Born out of the idea of “space” that Martyn encountered on M’Boom (a seventies percussive Jazz record) while recuperating from “near-death experience”, “Voids” is still unmistakably a Martyn record with interlacing percussion rolling out from under the waves of sub-bass drawls while familiar keys and synths pad out the exterior of his productions. There’s a definitive connection between Martyn’s previous album, taking the sound and stripping it back further, while expanding on the polyrhythmic nature of his music.
While you can really M’Boom’s influence on tracks like “Mind Rain” and “Nya” with their effervescent clattering of rhythms, there’s something else we discern on the record that subverts everything else on the record as the dominant character of the record. A coldness prevails throughout “Voids” that lends a darker tone to Martyn’s music on this LP. There’s a boldness to Martyn’s music we haven’t really heard on previous albums as the producer expounds on his minimalist creations with a soupy humidity. Although there are fewer elements on “Voids” than have been on Martyn’s music in the past, the music sounds much bigger, and there’s much more taking place in the spaces between the lattice like textures.

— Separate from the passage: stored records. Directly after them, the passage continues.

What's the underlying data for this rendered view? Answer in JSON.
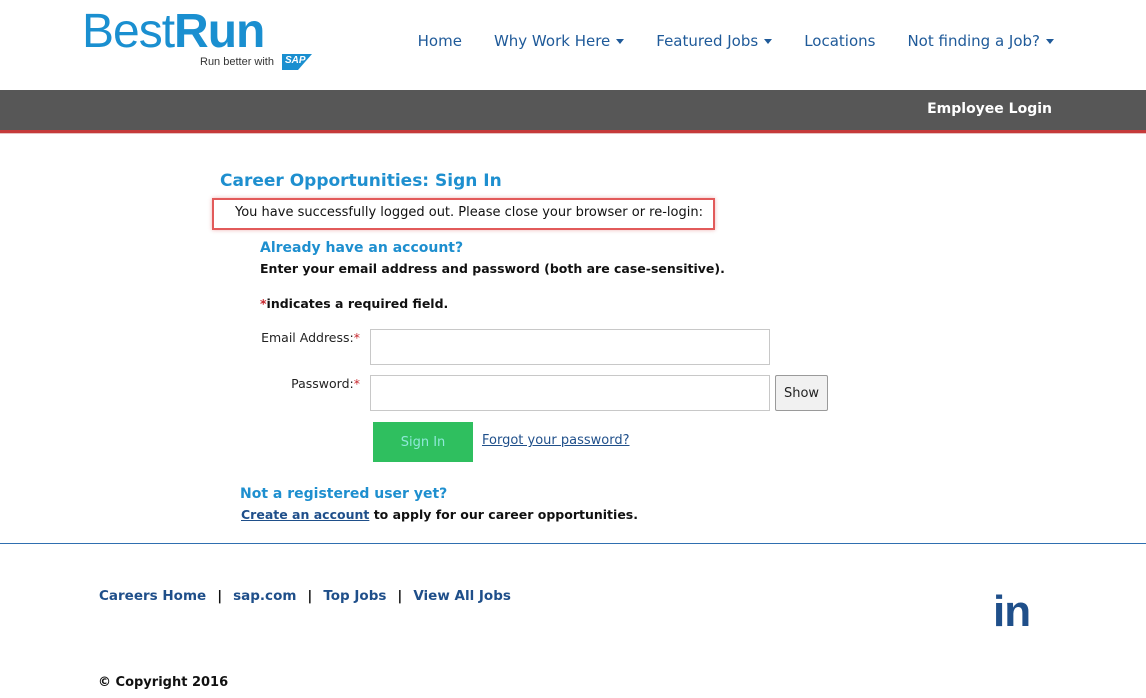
{
  "logo": {
    "best": "Best",
    "run": "Run",
    "tagline": "Run better with",
    "sap": "SAP"
  },
  "nav": {
    "items": [
      {
        "label": "Home",
        "dropdown": false
      },
      {
        "label": "Why Work Here",
        "dropdown": true
      },
      {
        "label": "Featured Jobs",
        "dropdown": true
      },
      {
        "label": "Locations",
        "dropdown": false
      },
      {
        "label": "Not finding a Job?",
        "dropdown": true
      }
    ]
  },
  "bar": {
    "employee_login": "Employee Login"
  },
  "main": {
    "title": "Career Opportunities: Sign In",
    "logout_message": "You have successfully logged out. Please close your browser or re-login:",
    "already_heading": "Already have an account?",
    "enter_instructions": "Enter your email address and password (both are case-sensitive).",
    "required_star": "*",
    "required_text": "indicates a required field.",
    "email_label": "Email Address:",
    "password_label": "Password:",
    "email_value": "",
    "password_value": "",
    "show_label": "Show",
    "signin_label": "Sign In",
    "forgot_label": "Forgot your password?",
    "not_registered": "Not a registered user yet?",
    "create_link": "Create an account",
    "create_rest": " to apply for our career opportunities."
  },
  "footer": {
    "links": [
      "Careers Home",
      "sap.com",
      "Top Jobs",
      "View All Jobs"
    ],
    "separator": "|",
    "linkedin": "in",
    "copyright": "© Copyright 2016"
  },
  "colors": {
    "brand_blue": "#1a8fd0",
    "nav_blue": "#1f5a99",
    "bar_gray": "#575757",
    "accent_red": "#c53a3a",
    "signin_green": "#2fbf5f"
  }
}
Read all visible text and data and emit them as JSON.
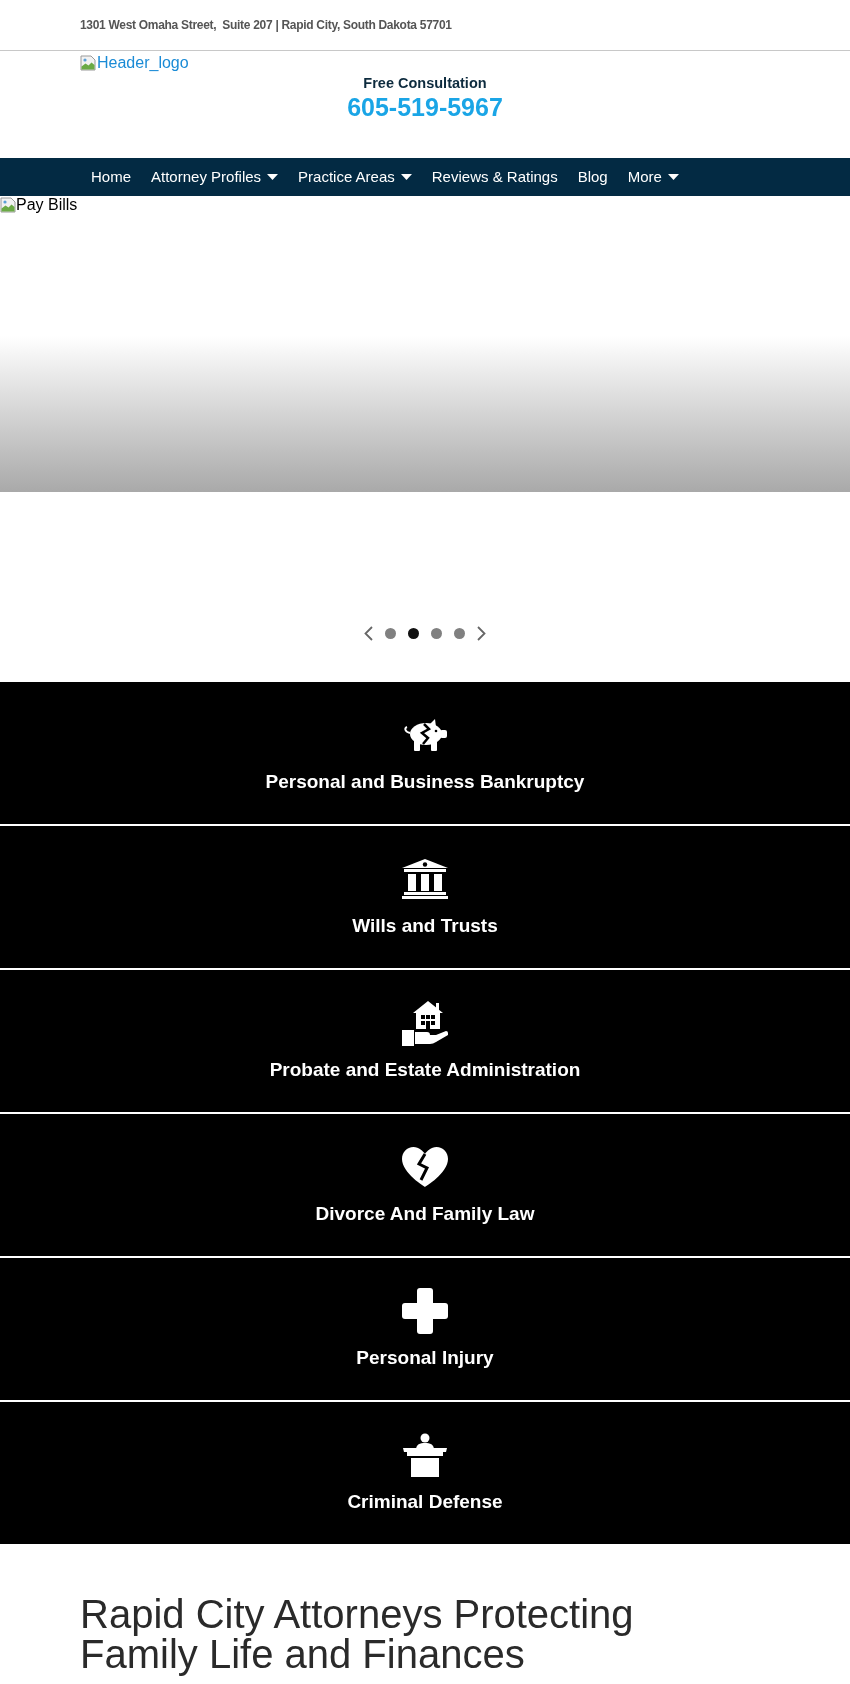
{
  "top_bar": {
    "address": "1301 West Omaha Street,  Suite 207 | Rapid City, South Dakota 57701"
  },
  "header": {
    "logo_alt": "Header_logo",
    "consultation_label": "Free Consultation",
    "phone": "605-519-5967"
  },
  "nav": {
    "items": [
      {
        "label": "Home",
        "dropdown": false
      },
      {
        "label": "Attorney Profiles",
        "dropdown": true
      },
      {
        "label": "Practice Areas",
        "dropdown": true
      },
      {
        "label": "Reviews & Ratings",
        "dropdown": false
      },
      {
        "label": "Blog",
        "dropdown": false
      },
      {
        "label": "More",
        "dropdown": true
      }
    ]
  },
  "hero": {
    "image_alt": "Pay Bills",
    "slides": [
      {
        "selected": false
      },
      {
        "selected": true
      },
      {
        "selected": false
      },
      {
        "selected": false
      }
    ]
  },
  "practice_areas": [
    {
      "title": "Personal and Business Bankruptcy"
    },
    {
      "title": "Wills and Trusts"
    },
    {
      "title": "Probate and Estate Administration"
    },
    {
      "title": "Divorce And Family Law"
    },
    {
      "title": "Personal Injury"
    },
    {
      "title": "Criminal Defense"
    }
  ],
  "intro": {
    "heading": "Rapid City Attorneys Protecting Family Life and Finances"
  }
}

Kicks swelter in the muggy air of the swampy bass synths while busy percussive parts puncture the higher frequencies of the tracks. Martyn’s eclectic nature still prevails and elements of Garage and Drum n Bass find some bridge to Techno and House with Martyn’s unique focus on rhythms at the fore of the whole album. There’s no universal narrative to discern from the album, but there’s a comprehensiveness to the album, which like Martyn’s previous albums set a unique tone separating it from previous LPs.
Martyn doesn’t really evolve through his albums, but each one makes its own indubitable mark on his discography, often falling into a larger narrative of musical trend that can be inferred on his music. “Voids” yet again makes a mark, but on this occasion there’s no particular zeitgeist or scene that is currently tracing an arc through music, and as such this LP stands very much on its own.